You are, of course, free to modify the solution however you wish.

Summary

There are some caveats to this experiment. Not all browsers support Mutation- and IntersectionObservers.

There might also be cases where the baseElementVisible simply refuses to fire in time, even if there was a flicker. The single-threadedness of JavaScript has the tendency to mess with callbacks. That's why I opted to throw the baseElementVisible baby out with the bathwater - if this metric hasn't been collected by the time all the other metrics have, I'd rather not send it at all rather than send confusing values where the base element became visible after the test element was added.

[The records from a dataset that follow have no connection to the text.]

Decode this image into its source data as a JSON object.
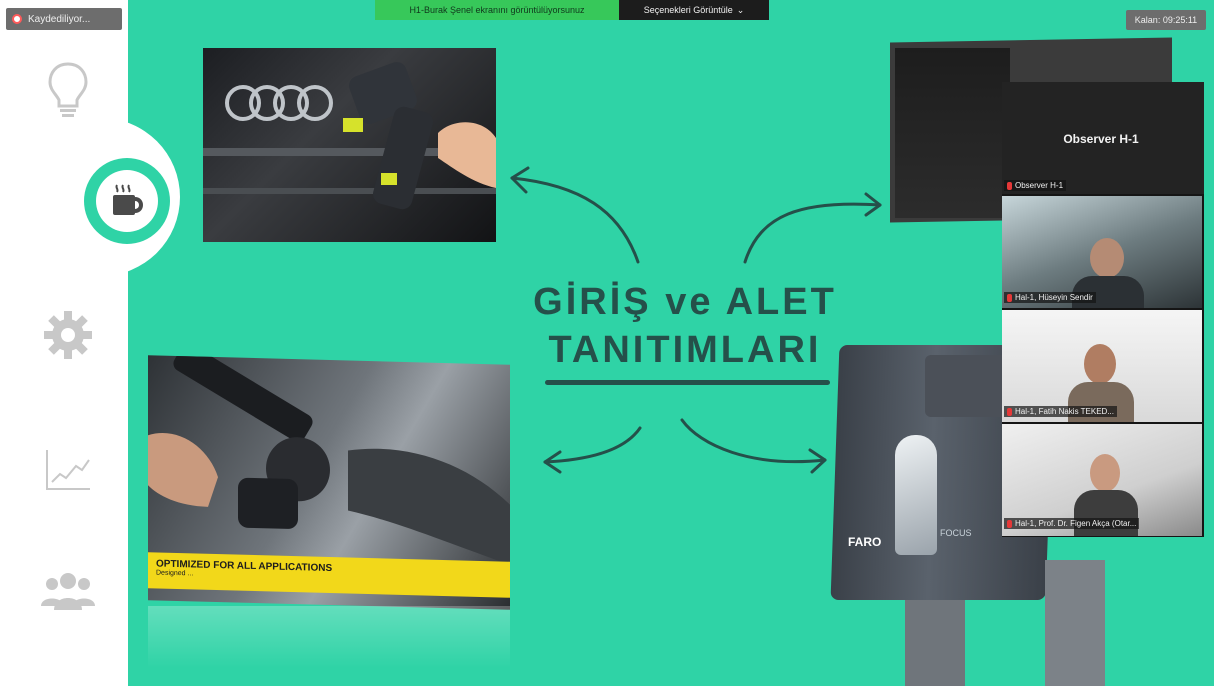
{
  "topbar": {
    "recording_label": "Kaydediliyor...",
    "share_status": "H1-Burak Şenel ekranını görüntülüyorsunuz",
    "view_options": "Seçenekleri Görüntüle",
    "timer": "Kalan: 09:25:11"
  },
  "sidebar": {
    "items": [
      {
        "icon": "lightbulb-icon"
      },
      {
        "icon": "coffee-icon",
        "active": true
      },
      {
        "icon": "gear-icon"
      },
      {
        "icon": "chart-icon"
      },
      {
        "icon": "group-icon"
      }
    ]
  },
  "slide": {
    "title_line1": "GİRİŞ ve ALET",
    "title_line2": "TANITIMLARI",
    "photo2_band_title": "OPTIMIZED FOR ALL APPLICATIONS",
    "photo2_band_sub": "Designed ...",
    "scanner_brand": "FARO",
    "scanner_model": "FOCUS",
    "colors": {
      "background": "#2fd3a6",
      "title": "#25504a"
    }
  },
  "participants": {
    "observer_tile_name": "Observer H-1",
    "observer_label": "Observer H-1",
    "tiles": [
      {
        "label": "Hal-1, Hüseyin Sendir"
      },
      {
        "label": "Hal-1, Fatih Nakis TEKED..."
      },
      {
        "label": "Hal-1, Prof. Dr. Figen Akça (Otar..."
      }
    ]
  }
}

When setting up this test, just remember these key points:

  1. The JavaScript snippets must be added in the page template. If you're firing Optimize through Google Tag Manager, you could add the Optimize callback in a Custom HTML tag, but there's still the risk of a race condition ruining everything.

  2. You need to update the CSS selectors in the observers to match the element you are measuring. Adding the data-test="true" (or something similar) to the element in the Optimize editor makes it easier to adjust the observer pattern.

Let me know in the comments if you have additional insights to setting up the test or the subsequent analysis.